There are 32 ZMM registers (ZMM0-31) in amd64 (aka x86-64) mode.

Looking at AVX2 it appears to be about shuffling data around, while AVX mostly just added 256bit registers to SSE instructions (YMM registers, extending SSE-s 128bit XMM).
Shuffling data around can be very useful in some cases, in others it doesn’t matter.

There’s 16 YMM registers in AVX on amd64, same for XMM in SSE on amd64.
More then that, they are the same registers (XMM0 is the lower half of YMM0 that is the lower half of ZMM0, for example)

Why is SIMD great ?
Because moving data around takes energy and time.
One XMM register can hold 4 floats, and one instruction can, for example, multiply two sets of 4 floats together.
A cache line on a modern cpu is 64 bytes. And even though that probably goes all the way up to the L1d cache, the data still needs to go to the registers (and then to the ALU/FPU and back) (this is internal cpu stuff; i can’t know how exactly an AMD or intel cpu does stuff).
In testing i did a long time ago, i remember SSE giving 2x the performance of non-SIMD code (not x87, but SSE; since SSE is the “default” way of processing floats on amd64).

If you got questions, feel free to ask.
I’d also be willing to teach you some assembly, and/or set up some code to faf about (benchmark) with SIMD and such.
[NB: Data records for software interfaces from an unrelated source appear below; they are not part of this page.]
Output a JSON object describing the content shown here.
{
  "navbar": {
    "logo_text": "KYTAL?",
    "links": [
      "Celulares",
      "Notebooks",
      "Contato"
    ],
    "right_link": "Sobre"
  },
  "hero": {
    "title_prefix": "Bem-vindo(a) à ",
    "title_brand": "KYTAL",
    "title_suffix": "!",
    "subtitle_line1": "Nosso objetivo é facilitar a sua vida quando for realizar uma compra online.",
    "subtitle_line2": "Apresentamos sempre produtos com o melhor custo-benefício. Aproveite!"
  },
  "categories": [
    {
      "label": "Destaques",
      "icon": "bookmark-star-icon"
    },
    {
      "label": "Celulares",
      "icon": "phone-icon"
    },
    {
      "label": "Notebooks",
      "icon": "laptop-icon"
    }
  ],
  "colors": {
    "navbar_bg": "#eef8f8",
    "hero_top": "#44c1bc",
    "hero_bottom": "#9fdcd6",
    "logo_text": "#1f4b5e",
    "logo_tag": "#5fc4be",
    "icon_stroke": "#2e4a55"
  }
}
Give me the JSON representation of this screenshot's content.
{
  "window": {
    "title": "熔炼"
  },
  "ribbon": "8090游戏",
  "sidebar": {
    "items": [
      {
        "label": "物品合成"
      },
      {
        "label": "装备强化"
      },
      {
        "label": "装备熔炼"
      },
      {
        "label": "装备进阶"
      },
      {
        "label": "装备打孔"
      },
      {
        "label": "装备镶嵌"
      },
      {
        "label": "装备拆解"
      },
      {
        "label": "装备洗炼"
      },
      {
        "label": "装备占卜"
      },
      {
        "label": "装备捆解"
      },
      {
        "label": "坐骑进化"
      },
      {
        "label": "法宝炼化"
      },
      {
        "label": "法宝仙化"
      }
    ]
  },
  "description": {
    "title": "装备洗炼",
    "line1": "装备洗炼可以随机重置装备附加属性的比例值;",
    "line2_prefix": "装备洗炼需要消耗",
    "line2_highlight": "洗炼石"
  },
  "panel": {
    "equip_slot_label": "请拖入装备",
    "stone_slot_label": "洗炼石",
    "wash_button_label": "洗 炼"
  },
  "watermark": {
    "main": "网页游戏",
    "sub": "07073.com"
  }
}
There was actually supposed to be text on the screen to this effect; editing fail I guess. I actually had about 3 years of x86 assembly. Somewhere when we were working on making stuff on linux faster, I found that memcpy() was oddly slower on amd than intel. turns out in microcode the copies through 32 bit i386 registers with 32 bit programs is optimized by microcode to use simd instructions even when you think you’re not… but not in AMD’s microcode. At least when I was poking at it. Thanks though.